The 53-year-old man certainly looks presidential, and speaks in a southern drawl that would make John Edwards swoon. His high-quality Web site has pictures of him and his wife looking like the all-American couple—complete with an out-of-focus background to imply Fendig is a stark contrast to the murky America that surrounds us all.
Fendig recently sold his tour company in Georgia to fund his campaign, but it was his business that inspired him to run in the first place. He said his platform consists of policies the "American people" want. Of course, most of those Americans are his conservative tour clientele.

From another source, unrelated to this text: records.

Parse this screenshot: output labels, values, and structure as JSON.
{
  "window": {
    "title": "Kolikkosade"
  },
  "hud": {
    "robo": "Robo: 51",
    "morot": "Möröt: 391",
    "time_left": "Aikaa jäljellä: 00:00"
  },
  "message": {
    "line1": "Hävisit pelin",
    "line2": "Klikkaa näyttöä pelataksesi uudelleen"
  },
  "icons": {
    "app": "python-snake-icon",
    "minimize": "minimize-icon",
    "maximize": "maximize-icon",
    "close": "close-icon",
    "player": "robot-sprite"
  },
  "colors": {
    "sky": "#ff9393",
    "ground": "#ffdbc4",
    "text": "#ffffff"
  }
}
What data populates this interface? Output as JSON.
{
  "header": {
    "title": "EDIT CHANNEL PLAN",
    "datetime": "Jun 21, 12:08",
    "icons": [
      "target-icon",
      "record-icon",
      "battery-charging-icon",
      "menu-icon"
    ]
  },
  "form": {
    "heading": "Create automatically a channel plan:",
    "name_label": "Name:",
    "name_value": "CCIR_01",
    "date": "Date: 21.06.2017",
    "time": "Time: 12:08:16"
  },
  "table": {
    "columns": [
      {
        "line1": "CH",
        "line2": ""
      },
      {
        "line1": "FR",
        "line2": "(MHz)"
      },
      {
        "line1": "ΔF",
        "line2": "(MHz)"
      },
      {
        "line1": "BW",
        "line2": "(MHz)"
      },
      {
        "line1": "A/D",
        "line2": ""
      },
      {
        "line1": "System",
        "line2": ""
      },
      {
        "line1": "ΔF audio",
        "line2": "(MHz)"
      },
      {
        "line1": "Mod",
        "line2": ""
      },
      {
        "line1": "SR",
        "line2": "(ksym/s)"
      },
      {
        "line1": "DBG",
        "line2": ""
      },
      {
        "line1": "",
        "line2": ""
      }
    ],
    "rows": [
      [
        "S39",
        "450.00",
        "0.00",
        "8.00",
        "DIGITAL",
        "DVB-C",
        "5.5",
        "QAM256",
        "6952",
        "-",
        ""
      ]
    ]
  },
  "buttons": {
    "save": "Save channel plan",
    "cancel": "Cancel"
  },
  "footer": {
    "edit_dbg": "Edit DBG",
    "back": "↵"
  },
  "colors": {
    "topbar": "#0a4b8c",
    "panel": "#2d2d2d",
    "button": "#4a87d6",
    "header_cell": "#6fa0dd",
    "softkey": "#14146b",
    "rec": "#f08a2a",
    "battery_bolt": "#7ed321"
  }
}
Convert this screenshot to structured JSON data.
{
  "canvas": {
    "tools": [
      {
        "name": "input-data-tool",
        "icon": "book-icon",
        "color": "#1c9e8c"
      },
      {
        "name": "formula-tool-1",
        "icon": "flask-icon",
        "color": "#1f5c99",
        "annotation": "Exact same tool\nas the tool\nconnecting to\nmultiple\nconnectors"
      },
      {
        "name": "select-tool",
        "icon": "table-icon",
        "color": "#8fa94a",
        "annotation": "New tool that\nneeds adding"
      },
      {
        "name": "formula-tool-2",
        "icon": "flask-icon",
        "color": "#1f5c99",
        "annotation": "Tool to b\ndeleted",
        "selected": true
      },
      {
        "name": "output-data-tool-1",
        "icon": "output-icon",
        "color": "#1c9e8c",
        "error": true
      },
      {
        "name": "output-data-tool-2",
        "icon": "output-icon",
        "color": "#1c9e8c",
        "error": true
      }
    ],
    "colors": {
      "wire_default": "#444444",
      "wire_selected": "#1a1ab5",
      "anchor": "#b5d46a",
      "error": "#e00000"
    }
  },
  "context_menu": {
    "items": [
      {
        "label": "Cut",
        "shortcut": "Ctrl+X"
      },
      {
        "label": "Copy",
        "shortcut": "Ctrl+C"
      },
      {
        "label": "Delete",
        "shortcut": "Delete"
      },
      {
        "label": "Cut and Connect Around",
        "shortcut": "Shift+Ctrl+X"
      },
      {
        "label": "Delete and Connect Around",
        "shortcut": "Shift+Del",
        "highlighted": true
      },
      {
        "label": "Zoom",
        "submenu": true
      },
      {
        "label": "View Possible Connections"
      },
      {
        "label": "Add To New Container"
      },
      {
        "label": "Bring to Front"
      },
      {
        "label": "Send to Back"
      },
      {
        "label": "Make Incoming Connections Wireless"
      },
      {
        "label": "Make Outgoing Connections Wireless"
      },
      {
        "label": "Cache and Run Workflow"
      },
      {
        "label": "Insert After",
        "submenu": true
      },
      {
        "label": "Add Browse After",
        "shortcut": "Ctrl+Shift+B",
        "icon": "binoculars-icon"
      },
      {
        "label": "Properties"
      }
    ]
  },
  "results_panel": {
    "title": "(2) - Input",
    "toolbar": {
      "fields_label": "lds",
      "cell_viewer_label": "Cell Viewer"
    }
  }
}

Fendig is not ashamed to tell you that he thinks the constitution ought to be changed. First up, the Fair Tax, which would repeal the 16th amendment that allows the government to collect an income tax. Next, he wants to solve the immigration problem by scrapping pieces of the 14th Amendment. Under the Fendig administration, babies born in the United States would no longer be automatic U.S. citizens. Their parents would have to be citizens, as well. Unclear on whether America would make it a habit of deporting children before they leave the hospital. Oh, and don't forget to tack on a gay marriage amendment while you're at it. (Fendig said homosexuality is a lifestyle choice America cannot endorse but should protect.)
Constitutional changes aside, Fendig is making one novel recommendation: He wants to impose term limits on congressmen so that the legislative branch has a "rotation of fresh ideas and energy."
Fendig, though, has more pressing concerns—like getting people to take him seriously. When Fendig delivered his official announcement speech at a county meeting, the video shows that the woman sitting behind him couldn't help but let loose a laugh.
All aboard: The Republican presidential candidates may have found the perfect enemy: the Law of the Sea Treaty. The treaty, a U.N. convention ratified by 150 countries in 1994 but not by the United States, sets rules for navigating international waters, governs economic activity therein, and also establishes certain environmental standards. And, if you ask the GOP candidates, it must be stopped.
Mike Huckabee toldSlate's John Dickerson that the Law of the Sea has "damaging and dangerous implications for our national sovereignty." Fred Thompson said earlier this week that the law "gives a U.N.-affiliated organization far too much authority over U.S. interests." John McCain and Duncan Hunter have spoken out against the treaty as well.